We remain committed to providing first nations children access to the necessary supports and services in partnership with indigenous peoples. To that effect, it's important to note that 820,000 claims under Jordan's principle have been processed since 2016, which represents close to $2 billion in funding.
Most notably, in January 2020, An Act respecting First Nations, Inuit and Métis children, youth and families came into force. It is key to this conversation in transforming the relationship, responding to the calls to action and setting a new way forward. Indigenous governments and communities have always had the inherent right to decide things that people like me take for granted; that is, what is best for their children, their families and their communities. The act provides a path for them to fully exercise and lift up that jurisdiction.
As a result of this work led by indigenous communities, two indigenous laws have now come into force under the federal law, the Wabaseemoong Independent Nations law in Ontario and the Cowessess First Nation Miyo Pimatisowin Act in Saskatchewan. In each of these communities, children will have greater opportunity to grow up and thrive immersed in their culture and surrounded by loved ones.
I will now move on to an update on COVID-19.
Throughout the pandemic, and still today, Indigenous Services Canada has been aware of the particular vulnerability of indigenous communities to the virus.
From the outset, we knew that immediate, decisive measures were necessary to protect the communities as best we could. Our absolute priority was the safety, health and well-being of the First Nations, the Inuit and the Métis.
However, without the dedication and determination of all of the leaders of those communities, none of that would have been possible. I want to thank them for their continuous work over the last year, in particular in encouraging the members of their communities to get vaccinated.
With respect to vaccine roll-out, as of June 7, 687 indigenous communities had campaigns underway. In total, that corresponds to 540,581 doses administered, including first and second doses.
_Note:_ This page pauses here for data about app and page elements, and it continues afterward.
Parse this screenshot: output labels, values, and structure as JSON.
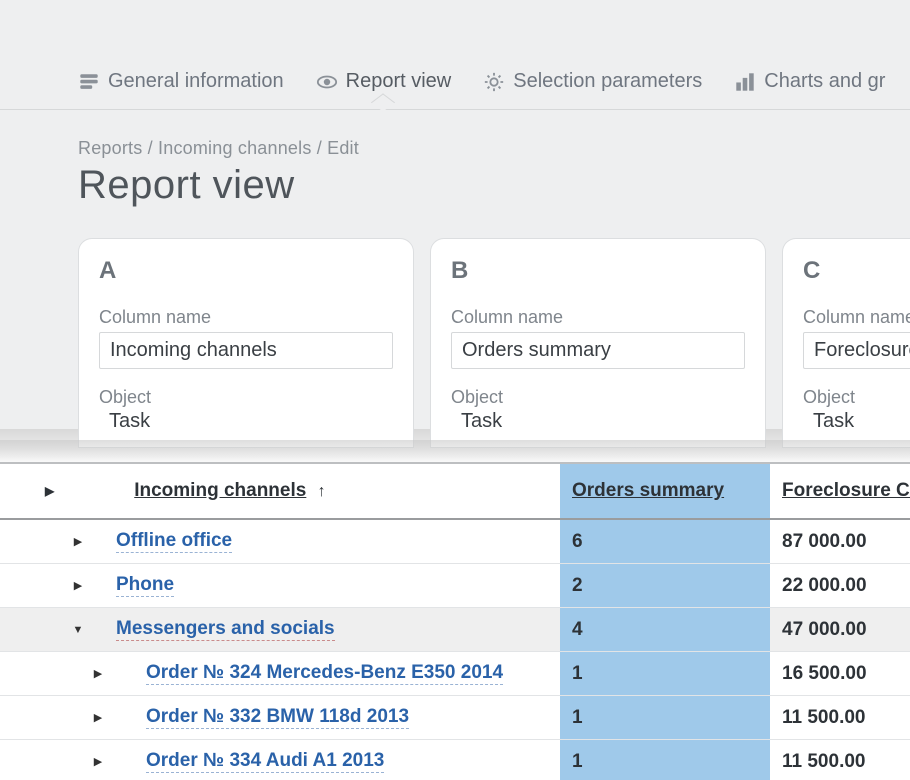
{
  "tabs": [
    {
      "id": "general",
      "label": "General information"
    },
    {
      "id": "report",
      "label": "Report view"
    },
    {
      "id": "selection",
      "label": "Selection parameters"
    },
    {
      "id": "charts",
      "label": "Charts and gr"
    }
  ],
  "active_tab": "report",
  "breadcrumb": "Reports / Incoming channels / Edit",
  "page_title": "Report view",
  "columns": [
    {
      "letter": "A",
      "name_label": "Column name",
      "name_value": "Incoming channels",
      "object_label": "Object",
      "object_value": "Task"
    },
    {
      "letter": "B",
      "name_label": "Column name",
      "name_value": "Orders summary",
      "object_label": "Object",
      "object_value": "Task"
    },
    {
      "letter": "C",
      "name_label": "Column name",
      "name_value": "Foreclosure Co",
      "object_label": "Object",
      "object_value": "Task"
    }
  ],
  "table": {
    "headers": {
      "a": "Incoming channels",
      "sort_indicator": "↑",
      "b": "Orders summary",
      "c": "Foreclosure Co"
    },
    "rows": [
      {
        "level": 1,
        "expanded": false,
        "label": "Offline office",
        "orders": "6",
        "foreclosure": "87 000.00"
      },
      {
        "level": 1,
        "expanded": false,
        "label": "Phone",
        "orders": "2",
        "foreclosure": "22 000.00"
      },
      {
        "level": 1,
        "expanded": true,
        "selected": true,
        "label": "Messengers and socials",
        "orders": "4",
        "foreclosure": "47 000.00"
      },
      {
        "level": 2,
        "expanded": false,
        "label": "Order № 324 Mercedes-Benz E350 2014",
        "orders": "1",
        "foreclosure": "16 500.00"
      },
      {
        "level": 2,
        "expanded": false,
        "label": "Order № 332 BMW 118d 2013",
        "orders": "1",
        "foreclosure": "11 500.00"
      },
      {
        "level": 2,
        "expanded": false,
        "label": "Order № 334 Audi A1 2013",
        "orders": "1",
        "foreclosure": "11 500.00"
      }
    ]
  }
}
This means that 41% of eligible people aged 12 and over in the communities or living in the territories have received two doses of the vaccine. This is crucial in the communities where the population is predominantly young.
In addition, 80% of people have received a first dose, and if we consider those aged 12 and over, we are talking about 72%. So this is tremendous progress.
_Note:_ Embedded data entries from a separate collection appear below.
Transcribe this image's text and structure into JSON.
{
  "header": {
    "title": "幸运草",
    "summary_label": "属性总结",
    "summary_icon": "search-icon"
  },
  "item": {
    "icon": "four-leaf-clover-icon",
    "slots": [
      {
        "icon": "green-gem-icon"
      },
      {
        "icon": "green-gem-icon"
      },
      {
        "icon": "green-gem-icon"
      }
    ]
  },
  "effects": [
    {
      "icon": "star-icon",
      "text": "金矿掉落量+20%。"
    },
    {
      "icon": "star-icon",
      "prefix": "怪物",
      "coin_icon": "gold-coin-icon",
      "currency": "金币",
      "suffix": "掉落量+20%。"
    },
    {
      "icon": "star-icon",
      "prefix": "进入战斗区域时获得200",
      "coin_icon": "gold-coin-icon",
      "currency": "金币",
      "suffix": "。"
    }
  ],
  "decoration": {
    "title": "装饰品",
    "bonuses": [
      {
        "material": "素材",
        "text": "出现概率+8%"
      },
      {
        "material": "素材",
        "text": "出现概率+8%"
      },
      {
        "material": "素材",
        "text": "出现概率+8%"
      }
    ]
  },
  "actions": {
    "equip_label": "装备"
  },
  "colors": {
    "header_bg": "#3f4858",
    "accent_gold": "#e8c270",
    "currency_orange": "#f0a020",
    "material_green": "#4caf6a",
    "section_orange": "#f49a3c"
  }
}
With respect to the number of cases, as of June 9, in First Nations communities, we are aware of 761 active cases, which is, fortunately, a decline from the previous week. That brings us now to just about 30,568 confirmed cases of COVID-19. Of those, 29,459 people have recovered, and, tragically, 348 others have died.
I see that perhaps that you're flagging me, Bob, or do I have a couple of minutes?